The project aims to explore the idea of 'soft fascination', based on research which has shown that walking through natural environments relaxes and restores attention in such a way that we are better able to focus and concentrate.
Can immersive art recreate the effects on attention?
Results to be published soon
Exhibition Space, Royal Holloway University.
24 April- 14 July 2018
The exhibition has ended.
Scroll down for images and video documentation.
Digital Forest is part of an ongoing interdisciplinary collaboration between artist Madi Boyd and cognitive scientist Prof. Polly Dalton. Digital Forest will be a multi-sensory moving image installation using sculpture, tactile encounters and 32 channel sound. The work is informed by attention research – specifically, the theory that ‘soft fascination’ provided by natural environments restores people’s mental resources and helps focus attention (Kaplan, 1995; 2001). In collaboration with Dalton, I will research and experiment with what factors produce the restorative effects of a forest, including: form, light, movement, scale, touch, depth of field, dispersed sounds, level of complexity, mystery and underlying geometry. These will be incorporated into an abstracted performative and immersive experience, embodying the sublime theatricality of a real forest. The audience will traverse a large dark space where sound and choreographed complex projected patterns, and constructions will ‘perform’, vistas will unexpectedly open up and surfaces and walls will provide haptic adventures . We want to achieve an original and memorable art experience that will also foster debates and provoke questions and ideas about multi-sensory perception in installation art, and the influence of evolutionary habitats on aesthetic preference.
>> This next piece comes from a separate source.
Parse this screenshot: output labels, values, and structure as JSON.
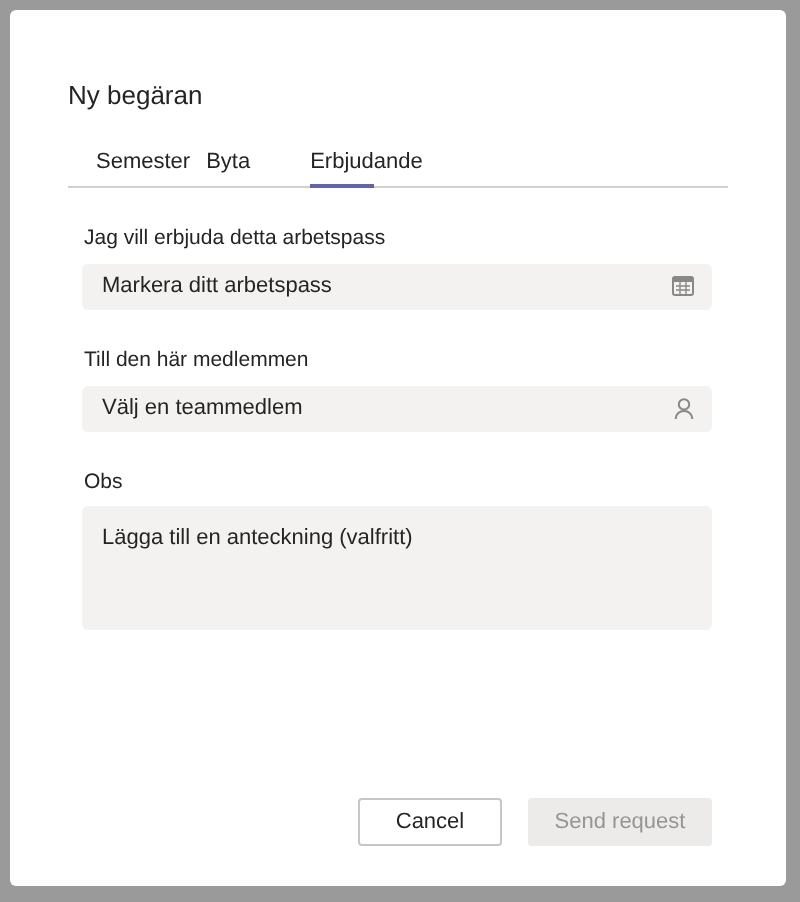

We also want to achieve original research into the restorative effects of installation art, such as: can particular environments help with mental well-being? If so, why?
This short video gives an idea of how the eventual installation looked and sounded. Of course it doesn't fully capture the multi-sensory experience!
Walking into Digital Forest is immediately disconcerting, the contrast between the bright auditorium and the darkness of the exhibition space blinds you almost completely. Disorientated, other senses strain in a vain attempt to re-center yourself. A lack of sound becomes apparent, but slowly the silence is replaced by the familiar, though unexpected, sounds of birdsong. Eventually, unnoticed, your eyes adjust until visual stimuli are once again the dominant focus. Ethereal flecks of light dance across your visual field and though you can see them, no sense can be made of what it is you are processing. Even the most basic of depth cues have been stolen from you. The initial anxiety ebbs. The mesmerising monochrome movement; subtle enough not to be jarring, rhythmic enough to be calming; is dynamic enough to maintain your attention. Unthinkingly, you reach forward meeting a web of glistening strings, fingers spread and test, they are taught like a harp. You have changed the pattern, no longer is it predictable, yet still it is impossible to gauge where it ends. Eventually you turn. Still hesitant explorations lead to an impression of an organic dappled canopy, indistinct light forms creating a placid parody of a breeze. Moving on you enter a gauzy, low-hanging thicket, which soon becomes a glade. Here the ambience changes. Brighter now, clear leafy shapes are distinguishable, caught suspended in autumn shedding. There is a levity here in this still moment, a need to weave between the leaves, playing, touching; carefree and calm. This air seems crisper, clearer, you feel rejuvenated; restored.
Digital Forest is a collaboration between the Artist Madi Boyd, the Psychologist Polly Dalton and the Sound Specialist Nye Parry. Boyd has a history of working in collaboration, especially with Neuroscientists. Her work seeks to define the blurred and mysterious perceptual tipping point between random light and form. Her previous installations have combined spaces, hanging threads, mirrors and projections, challenging an audience’s depth, size and orientation perception. This particular installation experience was designed to allow the scientific determination of whether an urban environment, designed to replicate a natural forest, can instill similar restorative effects in its visitors as a visit to a natural forest would. This research, and its results, have the potential to influence widely, from urban planning to hospital design.
The scientific undertones of the project, however, are an afterthought as the marvel is encountered. The initial sensual muting deprives you of the mechanisms normally completely relied upon for an ‘experience’, and thus distracts completely from any earlier thought. Though Boyd uses no oil paints, the entire installation can be likened to a 3-dimensional, millennial rendering of Impressionism. Members of her audience leave the space relaxed, with no doubt that they have just spent time around a forest pool, wandering through a deep forest and a meadow-like glade; while, in fact, never having experienced anything more than videos, a sound track, layered threads, gauze and satin flutters. This is evident from the overwhelmingly complimentary comments left in the visitors' book. Students particularly, returned again and again to calm themselves, acknowledging the disparity between the installation and the library. The artistry Boyd possesses, to be able to imbue this effect with the synthetic materials used, should be celebrated.